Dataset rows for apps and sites
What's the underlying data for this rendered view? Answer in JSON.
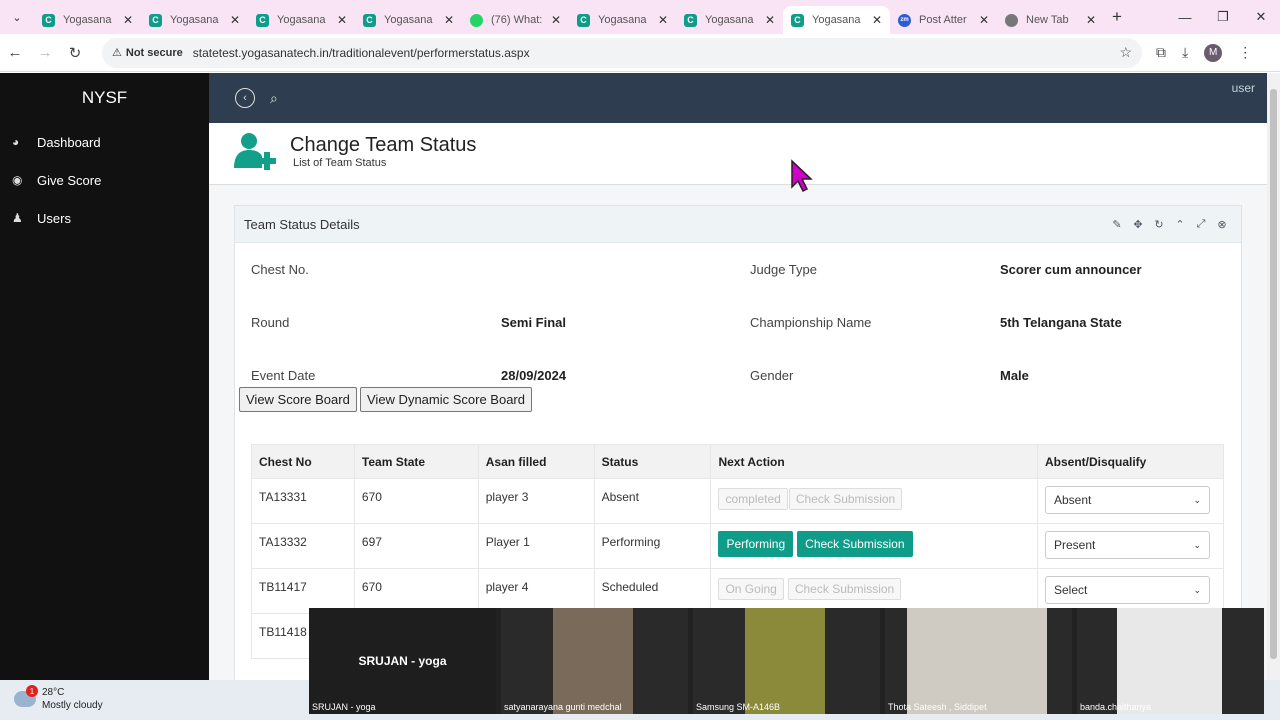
{
  "browser": {
    "tabs": [
      {
        "title": "Yogasana",
        "favicon": "C"
      },
      {
        "title": "Yogasana",
        "favicon": "C"
      },
      {
        "title": "Yogasana",
        "favicon": "C"
      },
      {
        "title": "Yogasana",
        "favicon": "C"
      },
      {
        "title": "(76) What:",
        "favicon": "wa"
      },
      {
        "title": "Yogasana",
        "favicon": "C"
      },
      {
        "title": "Yogasana",
        "favicon": "C"
      },
      {
        "title": "Yogasana",
        "favicon": "C"
      },
      {
        "title": "Post Atter",
        "favicon": "zm"
      },
      {
        "title": "New Tab",
        "favicon": "nt"
      }
    ],
    "not_secure": "Not secure",
    "url": "statetest.yogasanatech.in/traditionalevent/performerstatus.aspx",
    "profile_initial": "M"
  },
  "sidebar": {
    "brand": "NYSF",
    "items": [
      {
        "label": "Dashboard",
        "icon": "dashboard-icon"
      },
      {
        "label": "Give Score",
        "icon": "palette-icon"
      },
      {
        "label": "Users",
        "icon": "user-icon"
      }
    ]
  },
  "topbar": {
    "user_alt": "user"
  },
  "header": {
    "title": "Change Team Status",
    "subtitle": "List of Team Status"
  },
  "panel": {
    "title": "Team Status Details",
    "fields": {
      "chest_no_label": "Chest No.",
      "judge_type_label": "Judge Type",
      "judge_type_value": "Scorer cum announcer",
      "round_label": "Round",
      "round_value": "Semi Final",
      "championship_label": "Championship Name",
      "championship_value": "5th Telangana State",
      "event_date_label": "Event Date",
      "event_date_value": "28/09/2024",
      "gender_label": "Gender",
      "gender_value": "Male"
    },
    "buttons": {
      "score_board": "View Score Board",
      "dynamic_score_board": "View Dynamic Score Board"
    }
  },
  "table": {
    "headers": [
      "Chest No",
      "Team State",
      "Asan filled",
      "Status",
      "Next Action",
      "Absent/Disqualify"
    ],
    "rows": [
      {
        "chest": "TA13331",
        "state": "670",
        "asan": "player 3",
        "status": "Absent",
        "action1": "completed",
        "action2": "Check Submission",
        "select": "Absent"
      },
      {
        "chest": "TA13332",
        "state": "697",
        "asan": "Player 1",
        "status": "Performing",
        "action1": "Performing",
        "action2": "Check Submission",
        "select": "Present"
      },
      {
        "chest": "TB11417",
        "state": "670",
        "asan": "player 4",
        "status": "Scheduled",
        "action1": "On Going",
        "action2": "Check Submission",
        "select": "Select"
      },
      {
        "chest": "TB11418"
      }
    ]
  },
  "video_tiles": [
    {
      "name": "SRUJAN - yoga",
      "center": "SRUJAN - yoga"
    },
    {
      "name": "satyanarayana gunti medchal"
    },
    {
      "name": "Samsung SM-A146B"
    },
    {
      "name": "Thota Sateesh , Siddipet"
    },
    {
      "name": "banda.chaithanya"
    }
  ],
  "taskbar": {
    "temperature": "28°C",
    "weather": "Mostly cloudy",
    "badge": "1"
  }
}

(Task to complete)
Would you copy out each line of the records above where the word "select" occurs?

(Written response)
        "select": "Absent"
        "select": "Present"
        "select": "Select"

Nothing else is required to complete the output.